A number of investment firms have argued that investment returns, especially stock returns will be below the long-term averages over the next 10 years. The main reason is that Federal Reserve policies after the financial crisis artificially boosted stock returns the last few years.
Here’s another argument for lower investment returns over time. This argument doesn’t have anything to do with the financial crisis or Fed policy. Instead, it argues that as market develop and people are more comfortable with the history of markets, they’ll view stocks as being less risky. That would push up their valuations and reduce their excess returns over cash. It also argues that this has been happening over the decades and will continue.
Dr. Hendrik Bessembinder of Arizona State University recently published a fascinating study in which he examined the return profiles of individual equity securities across market history. He found that the performance is highly positively skewed. Most individual stocks perform poorly, while a small number perform exceptionally well. The skew is vividly illustrated in the chart below, which shows the returns of 54,015 non-overlapping samples of 10 year holding periods for individual stocks:

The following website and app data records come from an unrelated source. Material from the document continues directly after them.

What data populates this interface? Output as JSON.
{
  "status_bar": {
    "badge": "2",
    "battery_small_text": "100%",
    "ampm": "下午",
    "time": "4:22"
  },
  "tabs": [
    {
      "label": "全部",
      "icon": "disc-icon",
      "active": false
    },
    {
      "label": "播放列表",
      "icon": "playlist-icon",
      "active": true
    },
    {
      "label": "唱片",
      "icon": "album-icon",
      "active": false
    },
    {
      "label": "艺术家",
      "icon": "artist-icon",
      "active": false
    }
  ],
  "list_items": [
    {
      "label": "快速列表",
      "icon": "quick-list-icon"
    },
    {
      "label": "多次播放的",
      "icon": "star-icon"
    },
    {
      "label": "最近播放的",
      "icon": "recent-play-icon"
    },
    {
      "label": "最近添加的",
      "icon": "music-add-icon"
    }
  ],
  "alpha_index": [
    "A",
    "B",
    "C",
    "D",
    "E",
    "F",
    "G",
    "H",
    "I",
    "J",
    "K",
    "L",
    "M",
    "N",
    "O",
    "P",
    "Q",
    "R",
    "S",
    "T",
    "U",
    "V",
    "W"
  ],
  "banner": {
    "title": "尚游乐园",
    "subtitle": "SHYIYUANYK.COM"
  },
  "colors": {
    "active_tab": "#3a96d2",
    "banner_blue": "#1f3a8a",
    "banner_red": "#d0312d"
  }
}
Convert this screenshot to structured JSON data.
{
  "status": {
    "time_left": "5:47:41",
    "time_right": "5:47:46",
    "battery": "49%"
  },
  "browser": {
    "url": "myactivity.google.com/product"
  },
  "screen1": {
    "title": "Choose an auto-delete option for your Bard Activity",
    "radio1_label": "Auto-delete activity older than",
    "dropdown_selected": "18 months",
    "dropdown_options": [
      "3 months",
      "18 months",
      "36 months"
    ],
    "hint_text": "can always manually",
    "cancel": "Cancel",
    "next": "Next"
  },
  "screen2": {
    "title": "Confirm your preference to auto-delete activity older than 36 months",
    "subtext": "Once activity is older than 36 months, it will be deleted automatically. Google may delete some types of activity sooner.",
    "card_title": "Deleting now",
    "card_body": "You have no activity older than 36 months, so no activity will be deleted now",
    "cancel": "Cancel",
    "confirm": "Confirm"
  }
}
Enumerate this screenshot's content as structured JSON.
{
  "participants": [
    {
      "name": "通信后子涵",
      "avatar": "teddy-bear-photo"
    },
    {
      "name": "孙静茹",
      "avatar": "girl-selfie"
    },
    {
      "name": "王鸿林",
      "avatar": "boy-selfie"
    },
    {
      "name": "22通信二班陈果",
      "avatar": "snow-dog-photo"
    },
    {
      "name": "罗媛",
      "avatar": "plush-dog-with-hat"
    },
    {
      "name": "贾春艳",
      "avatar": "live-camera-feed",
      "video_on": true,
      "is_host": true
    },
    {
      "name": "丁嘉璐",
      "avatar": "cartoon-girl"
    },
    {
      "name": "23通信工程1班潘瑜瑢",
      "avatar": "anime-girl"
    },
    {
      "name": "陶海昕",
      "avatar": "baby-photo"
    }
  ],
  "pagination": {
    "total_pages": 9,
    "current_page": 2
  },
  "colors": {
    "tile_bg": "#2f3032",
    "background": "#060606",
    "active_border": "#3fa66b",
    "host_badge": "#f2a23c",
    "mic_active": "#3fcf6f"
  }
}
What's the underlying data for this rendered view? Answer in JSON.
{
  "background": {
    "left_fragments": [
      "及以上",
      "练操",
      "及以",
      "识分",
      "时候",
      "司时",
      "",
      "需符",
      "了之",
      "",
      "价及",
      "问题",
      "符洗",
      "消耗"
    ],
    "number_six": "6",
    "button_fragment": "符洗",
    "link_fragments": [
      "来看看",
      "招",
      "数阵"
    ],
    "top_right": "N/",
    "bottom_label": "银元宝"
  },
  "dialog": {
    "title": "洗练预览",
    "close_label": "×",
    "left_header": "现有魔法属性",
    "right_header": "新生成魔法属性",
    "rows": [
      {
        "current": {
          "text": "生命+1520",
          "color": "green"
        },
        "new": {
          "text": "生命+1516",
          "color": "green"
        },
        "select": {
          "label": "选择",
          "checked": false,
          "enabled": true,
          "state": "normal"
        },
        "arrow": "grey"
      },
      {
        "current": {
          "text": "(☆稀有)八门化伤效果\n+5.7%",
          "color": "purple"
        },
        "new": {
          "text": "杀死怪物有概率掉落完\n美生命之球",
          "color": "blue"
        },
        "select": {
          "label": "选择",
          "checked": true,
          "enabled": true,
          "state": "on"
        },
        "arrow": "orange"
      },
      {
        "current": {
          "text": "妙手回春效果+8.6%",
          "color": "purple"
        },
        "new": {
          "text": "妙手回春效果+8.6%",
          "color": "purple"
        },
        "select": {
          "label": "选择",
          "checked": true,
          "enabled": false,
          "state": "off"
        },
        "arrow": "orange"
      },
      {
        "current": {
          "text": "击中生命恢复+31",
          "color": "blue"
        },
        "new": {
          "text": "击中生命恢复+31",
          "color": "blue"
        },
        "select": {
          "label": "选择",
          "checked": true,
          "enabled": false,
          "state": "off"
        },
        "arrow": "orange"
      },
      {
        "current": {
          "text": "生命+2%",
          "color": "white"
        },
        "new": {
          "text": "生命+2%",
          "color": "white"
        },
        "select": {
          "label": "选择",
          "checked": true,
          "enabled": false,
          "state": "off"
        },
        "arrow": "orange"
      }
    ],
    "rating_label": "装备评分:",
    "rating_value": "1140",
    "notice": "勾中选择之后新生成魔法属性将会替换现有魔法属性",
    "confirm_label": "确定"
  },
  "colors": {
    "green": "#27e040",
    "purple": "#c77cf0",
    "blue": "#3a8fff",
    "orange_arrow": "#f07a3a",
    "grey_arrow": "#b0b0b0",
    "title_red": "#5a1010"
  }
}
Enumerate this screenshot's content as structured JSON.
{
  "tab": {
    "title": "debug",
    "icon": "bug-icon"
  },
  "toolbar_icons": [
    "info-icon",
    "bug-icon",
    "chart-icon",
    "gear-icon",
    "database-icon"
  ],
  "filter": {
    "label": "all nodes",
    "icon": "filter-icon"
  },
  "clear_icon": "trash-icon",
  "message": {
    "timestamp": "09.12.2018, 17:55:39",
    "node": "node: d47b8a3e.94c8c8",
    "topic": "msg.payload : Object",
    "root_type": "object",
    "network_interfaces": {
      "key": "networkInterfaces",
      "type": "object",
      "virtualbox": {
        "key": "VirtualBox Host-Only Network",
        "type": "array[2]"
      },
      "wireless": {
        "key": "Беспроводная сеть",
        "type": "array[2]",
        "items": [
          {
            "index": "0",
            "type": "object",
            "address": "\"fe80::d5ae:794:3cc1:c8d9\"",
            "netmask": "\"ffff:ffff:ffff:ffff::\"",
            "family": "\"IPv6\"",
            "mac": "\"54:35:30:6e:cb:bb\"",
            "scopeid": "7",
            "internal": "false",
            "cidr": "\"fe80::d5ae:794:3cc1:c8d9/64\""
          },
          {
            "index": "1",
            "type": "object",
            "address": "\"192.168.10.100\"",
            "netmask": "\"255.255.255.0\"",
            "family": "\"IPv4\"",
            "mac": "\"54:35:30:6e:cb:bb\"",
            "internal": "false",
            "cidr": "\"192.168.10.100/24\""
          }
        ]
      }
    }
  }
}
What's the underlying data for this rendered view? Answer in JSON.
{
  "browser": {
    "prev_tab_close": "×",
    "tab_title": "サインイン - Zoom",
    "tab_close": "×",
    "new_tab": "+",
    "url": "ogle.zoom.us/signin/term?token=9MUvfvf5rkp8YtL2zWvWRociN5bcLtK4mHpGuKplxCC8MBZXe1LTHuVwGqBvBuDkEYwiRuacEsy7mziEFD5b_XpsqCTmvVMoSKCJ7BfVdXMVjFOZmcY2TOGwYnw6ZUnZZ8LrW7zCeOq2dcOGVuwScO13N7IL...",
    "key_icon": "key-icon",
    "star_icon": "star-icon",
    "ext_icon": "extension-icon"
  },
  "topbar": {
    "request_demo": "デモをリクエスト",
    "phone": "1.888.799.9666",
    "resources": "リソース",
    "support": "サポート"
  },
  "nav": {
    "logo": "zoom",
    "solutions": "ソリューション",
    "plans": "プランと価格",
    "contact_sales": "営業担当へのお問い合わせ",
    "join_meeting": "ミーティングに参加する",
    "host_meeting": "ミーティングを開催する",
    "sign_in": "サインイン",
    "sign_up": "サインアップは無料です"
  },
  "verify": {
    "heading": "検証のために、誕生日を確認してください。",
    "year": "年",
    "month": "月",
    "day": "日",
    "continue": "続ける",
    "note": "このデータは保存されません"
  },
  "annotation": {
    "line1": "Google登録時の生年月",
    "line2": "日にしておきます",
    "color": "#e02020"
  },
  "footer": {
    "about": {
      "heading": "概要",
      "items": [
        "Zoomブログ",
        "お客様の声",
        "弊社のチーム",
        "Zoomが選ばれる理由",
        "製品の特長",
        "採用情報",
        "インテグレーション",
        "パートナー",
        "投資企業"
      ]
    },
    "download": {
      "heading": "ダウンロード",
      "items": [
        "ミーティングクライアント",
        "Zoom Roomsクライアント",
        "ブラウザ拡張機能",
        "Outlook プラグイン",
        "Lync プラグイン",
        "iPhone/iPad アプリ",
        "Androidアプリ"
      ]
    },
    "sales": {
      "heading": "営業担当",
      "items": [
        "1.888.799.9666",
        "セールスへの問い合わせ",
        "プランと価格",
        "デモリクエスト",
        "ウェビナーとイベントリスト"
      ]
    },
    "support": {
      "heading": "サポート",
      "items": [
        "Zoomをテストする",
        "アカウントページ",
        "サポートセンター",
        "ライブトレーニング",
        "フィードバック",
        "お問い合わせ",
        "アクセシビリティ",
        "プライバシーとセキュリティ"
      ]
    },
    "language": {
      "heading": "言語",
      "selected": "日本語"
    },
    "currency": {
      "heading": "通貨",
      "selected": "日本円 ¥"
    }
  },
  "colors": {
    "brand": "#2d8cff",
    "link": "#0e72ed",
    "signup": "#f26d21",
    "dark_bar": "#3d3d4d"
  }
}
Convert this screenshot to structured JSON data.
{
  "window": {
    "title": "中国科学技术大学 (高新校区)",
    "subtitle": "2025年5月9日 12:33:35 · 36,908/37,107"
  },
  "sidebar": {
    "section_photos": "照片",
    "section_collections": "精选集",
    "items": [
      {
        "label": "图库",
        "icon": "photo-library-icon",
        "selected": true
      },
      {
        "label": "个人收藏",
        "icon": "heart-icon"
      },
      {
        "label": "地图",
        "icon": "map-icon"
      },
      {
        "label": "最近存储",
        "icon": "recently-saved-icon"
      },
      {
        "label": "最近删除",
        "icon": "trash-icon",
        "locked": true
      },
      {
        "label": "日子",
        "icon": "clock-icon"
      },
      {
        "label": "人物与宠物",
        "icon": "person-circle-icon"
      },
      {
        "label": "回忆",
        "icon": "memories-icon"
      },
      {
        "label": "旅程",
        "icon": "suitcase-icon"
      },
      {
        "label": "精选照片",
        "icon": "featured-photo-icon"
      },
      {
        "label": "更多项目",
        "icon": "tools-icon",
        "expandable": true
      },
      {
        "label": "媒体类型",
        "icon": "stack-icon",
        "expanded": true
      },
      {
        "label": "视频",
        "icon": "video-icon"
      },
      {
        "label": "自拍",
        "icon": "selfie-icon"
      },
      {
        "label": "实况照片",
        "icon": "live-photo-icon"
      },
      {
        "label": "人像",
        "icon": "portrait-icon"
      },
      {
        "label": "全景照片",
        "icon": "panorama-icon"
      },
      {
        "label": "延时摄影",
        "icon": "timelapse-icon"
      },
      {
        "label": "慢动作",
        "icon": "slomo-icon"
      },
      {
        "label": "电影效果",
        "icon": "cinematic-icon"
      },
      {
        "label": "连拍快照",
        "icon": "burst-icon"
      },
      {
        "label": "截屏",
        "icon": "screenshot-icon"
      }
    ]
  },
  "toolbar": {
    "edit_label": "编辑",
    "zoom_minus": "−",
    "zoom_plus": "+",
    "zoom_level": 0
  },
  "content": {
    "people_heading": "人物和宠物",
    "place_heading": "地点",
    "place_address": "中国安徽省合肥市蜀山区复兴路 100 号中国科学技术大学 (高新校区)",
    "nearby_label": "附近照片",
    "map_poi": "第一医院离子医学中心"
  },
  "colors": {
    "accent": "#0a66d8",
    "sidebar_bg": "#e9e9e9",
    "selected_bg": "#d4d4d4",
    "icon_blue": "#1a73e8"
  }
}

The majority of stocks in the sample underperformed cash. Almost half suffered negative returns. A surprisingly large percentage went all the way down to zero. The only reason the market as a whole performed well was because a small number of “superstocks” generated outsized returns. Without the contributions of those stocks, average returns would have been poor, well below the returns on fixed income of a similar duration. To say that individual stocks are “risky”, then, is an understatement. They’re enormously risky.